Despite adversity, robotics qualifies team for Worlds

All-senior 8756G team places fourth in skills challenge to earn berth at at VEX World Championship; 8756S team sails through qualifying only to have robot falter in finals


Lillian Gray

Sophomore Zane Wiggins and junior Jesse Silverman hug after beating one of their toughest competitors in the qualification rounds. This win brought them to a 5-0 record at the time. “I feel like we did great,” Silverman said. “A part of that success was being paired with very strong teams.”

Lillian Gray, Mac photojournalism

Two of the robotics teams competed at the Region 4 robotics competition, held in the McCallum gym, on Saturday. The first half of the event was the qualifying rounds where the teams that ranked in the top 15 out of the 31 teams at the end of their matches could choose their partner for the finals.

I wish we had stayed connected because if we had we probably could have won that. It’s really annoying that we lost because of something out of our control.

— sophomore Zane Wiggins of the 8756S team

Sophomore Zane Wiggins, the driver for the 8756S team, says that the team’s performance in the qualifying round was exciting for them because at the end they held the record of five wins and just one loss and were ranked fifth overall. 

“I was really surprised, because I expected to go at least like 2-3, and we ended up going 5-1,” Wiggins said. “We got really good teammates, and I felt like I drove really well with the robot we had.”

Coming into the finals, the team was matched with the fourth-ranked overall team and had their sights on making it to the next level: Worlds. But, sadly for Wiggins and his team, things didn’t go as planned, and midway through the round their robot disconnected from the controller, leaving them to just sit and hope that their teammates could miraculously beat their competitors single handedly.

“I wish we didn’t have radio issues, and I wish we had stayed connected because if we had we probably could have won that,” he said. “It’s really annoying that we lost because of something out of our control.”

Sadly, their teammate couldn’t pull it off alone, and both teams were eliminated from the competition in the first round of finals. Wiggins teammate, junior Jesse Silverman, felt the disappointment of the unexpected loss just like he did.

The 8756G team (left) competing in the Spin Up competition. “We tried to focus more on skills. because we knew we weren’t going to win Spin Up,” senior Paige Robinson said. The team did in fact end up placing higher in the Skills competition, leading them to a spot in the World Championship. (Lillian Gray)

“It was kind of awful. All that build up for that,” he said. “It had only happened once before, and we thought it was a fluke. Our team from the start hadn’t loved this year’s game, but we put in the effort and we wanted to end on a high note.”

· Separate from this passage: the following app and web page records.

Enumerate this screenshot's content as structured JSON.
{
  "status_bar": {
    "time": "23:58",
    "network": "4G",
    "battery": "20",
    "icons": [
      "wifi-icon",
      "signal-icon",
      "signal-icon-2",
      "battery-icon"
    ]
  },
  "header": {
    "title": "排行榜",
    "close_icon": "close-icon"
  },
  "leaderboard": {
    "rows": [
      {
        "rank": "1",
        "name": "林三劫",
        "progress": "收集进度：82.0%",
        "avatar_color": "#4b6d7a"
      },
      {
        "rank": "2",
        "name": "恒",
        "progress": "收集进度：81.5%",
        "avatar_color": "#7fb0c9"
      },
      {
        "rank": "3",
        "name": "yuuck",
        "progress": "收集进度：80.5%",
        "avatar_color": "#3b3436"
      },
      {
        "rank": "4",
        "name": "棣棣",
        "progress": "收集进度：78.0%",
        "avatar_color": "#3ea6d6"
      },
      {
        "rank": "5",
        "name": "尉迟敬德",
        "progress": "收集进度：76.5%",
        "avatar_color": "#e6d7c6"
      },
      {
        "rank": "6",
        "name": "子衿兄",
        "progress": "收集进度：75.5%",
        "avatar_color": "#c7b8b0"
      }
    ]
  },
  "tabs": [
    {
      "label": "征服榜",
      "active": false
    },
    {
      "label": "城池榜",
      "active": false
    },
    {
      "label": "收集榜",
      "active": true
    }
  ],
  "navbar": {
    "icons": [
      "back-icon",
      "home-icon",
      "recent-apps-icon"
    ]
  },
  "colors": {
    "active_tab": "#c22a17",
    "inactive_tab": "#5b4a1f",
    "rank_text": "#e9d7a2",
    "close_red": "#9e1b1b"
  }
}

The other Mac robotics team, on the other hand, had a better outcome than Wiggins’ team. The 8756G team, an all-senior team, was also unfortunately eliminated from the competition due to radio malfunction, but they had better luck in the side game: the skills challenge. The skills challenge tests teams’ robots to see how many points they can score in just one minute.

We are incredibly excited to be invited to Worlds … but also intimidated.

— senior Paige Robinson of the 8756G team

The team was able to place fourth in the skills competition with a combined score of 197 points,  earning them a spot in the VEX World Championship competition in Dallas in late April. Senior Paige Robinson, a member of the 8756G team says she is looking forward to competing at the next level.

“It was wonderful that we made it to Worlds, the highest competition level,” Robinson said. “We are incredibly excited to be invited to Worlds … but also intimidated.”

The VEX World Championship is the largest robotics competition in the world with more than  3,000 robotics teams from over 35 nations competing to try and win the best in the world for their event. With such a big event and incredible talent from all over the world, the Mac team will definitely have a challenge.

“The best robots at regional competitions are about the standard at worlds which is very scary,” Robinson said. “People there also generally have 2-3 robots, and we only have one.”

Robinson and her team will compete in Dallas during the April 25-27 high school championships. To follow along with the action, a broadcast of the event will be available on VEX TV.

The Region 4 VEX competition was held in the Mac gym and hosted 31 teams. (Lillian Gray)